World Mental Health Day

World Mental Health Day, a programme of the World Federation for Mental Health, was observed for the first time on 10 October 1992.

The idea behind having an annual global day for mental health is to increase public awareness about the importance of mental health, to improve attitudes towards those struggling with mental health issues and to facilitate the care, treatment and recovery of people with mental disorders.

With the arrival of the global pandemic and the issues that this has brought to the fore, the theme chosen for 2020 is 'Mental Health For All'. Dr Ingrid Daniels, President for World Federation for Mental Health explains:

The world is experiencing the unprecedented impact of the current global health emergency due to COVID-19 that has also impacted on the mental health of millions of people. We know that the levels of anxiety, fear, isolation, social distancing and restrictions, uncertainty and emotional distress experienced have become widespread as the world struggles to bring the virus under control and to find solutions.

We have decided to get involved in World Mental Health Day by sharing some of our Stories from the Front line, written by some of our professional team outlining the kind of issues they faced during the lockdown period.

Should you wish to speak to someone about anything you read here, please contact Catherine Munns.

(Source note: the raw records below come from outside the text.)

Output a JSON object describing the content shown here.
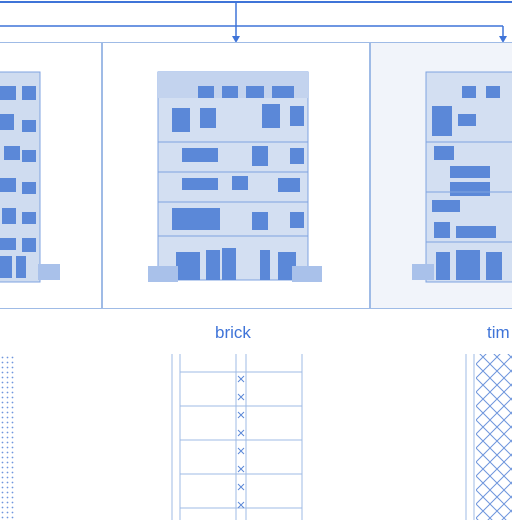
{
  "labels": {
    "brick": "brick",
    "timber": "tim"
  },
  "colors": {
    "line": "#3f74d8",
    "panel_border": "#9fbbe6",
    "panel_fill": "#f1f4fa",
    "facade": "#cfdcf0",
    "window": "#5b88d8"
  }
}
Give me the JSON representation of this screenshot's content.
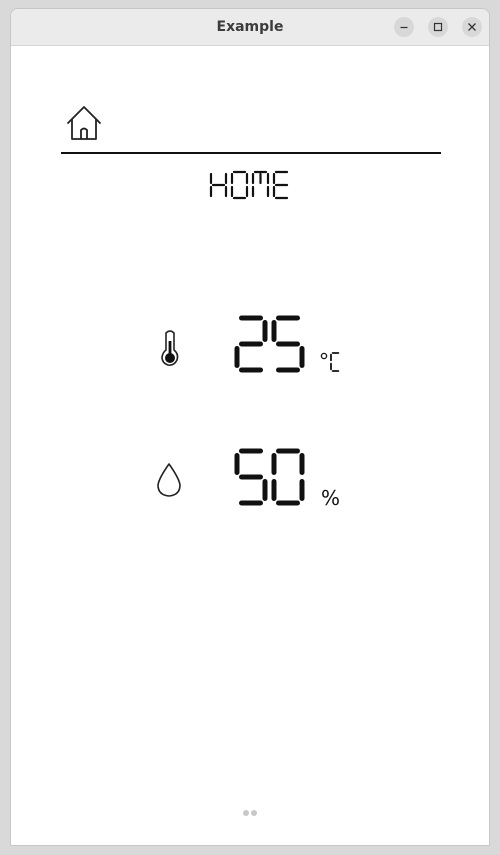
{
  "window": {
    "title": "Example"
  },
  "header": {
    "icon": "house-icon",
    "label": "HOME"
  },
  "sensors": [
    {
      "icon": "thermometer-icon",
      "value": "25",
      "unit": "°C"
    },
    {
      "icon": "water-drop-icon",
      "value": "50",
      "unit": "%"
    }
  ],
  "pager": {
    "pages": 2
  }
}
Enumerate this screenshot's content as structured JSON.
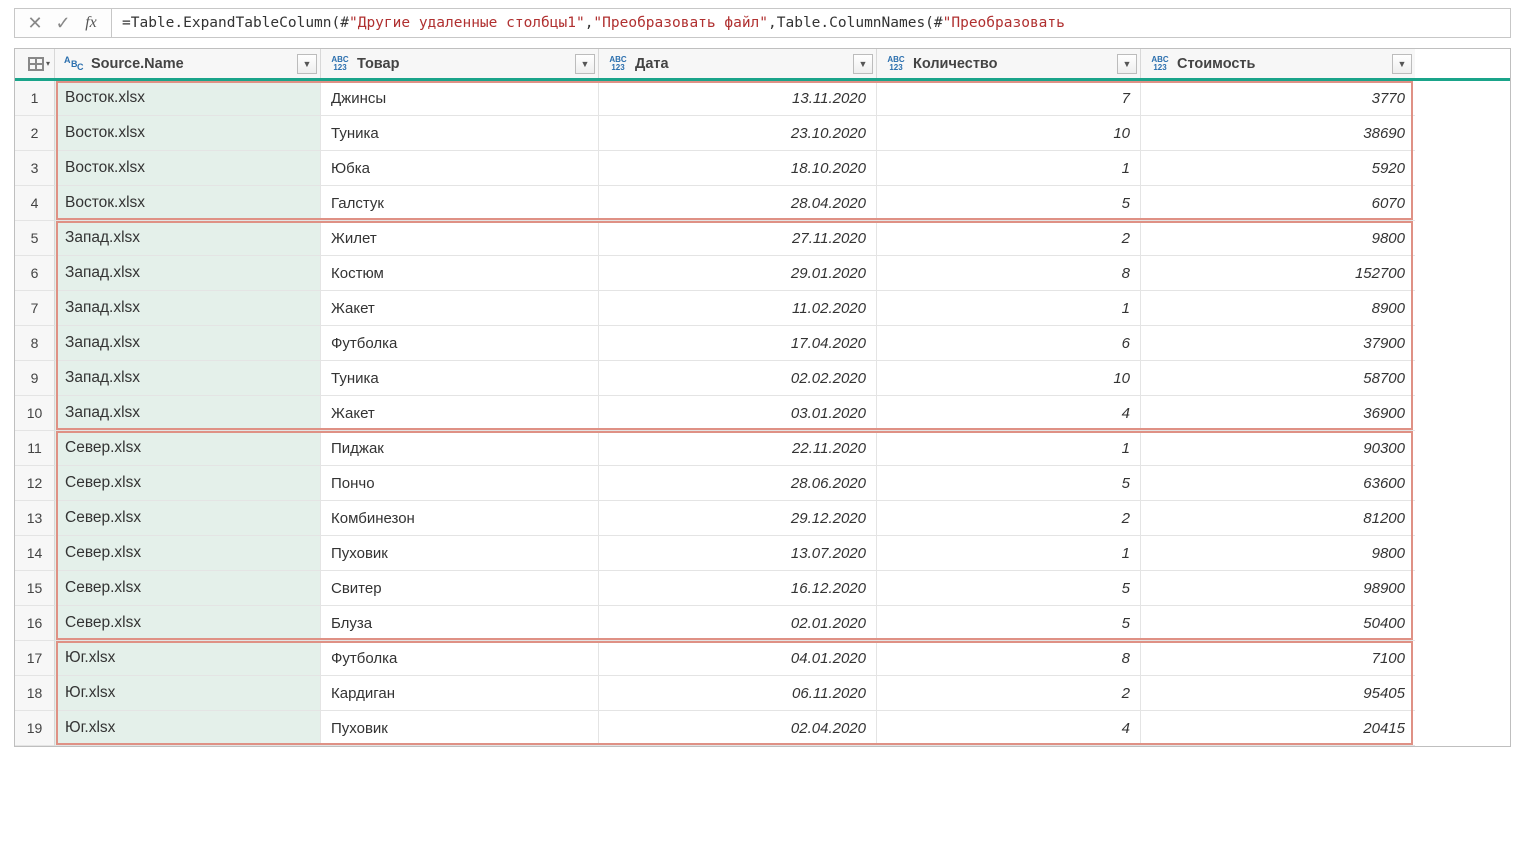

A Question to a Parent: Who's supporting you?

Sometimes parents need some support in saying or doing the right things for their children. Here one of our school workers talks of how important it is for parents to have a support system to help and encourage them when things go wrong.


Diary of a schools' worker in lockdown

One of our professional team shares what it felt like at the start of lockdown when she was faced with a growing caseload and a new way of working. Here we learn about the types of issues faced by families at this difficult time.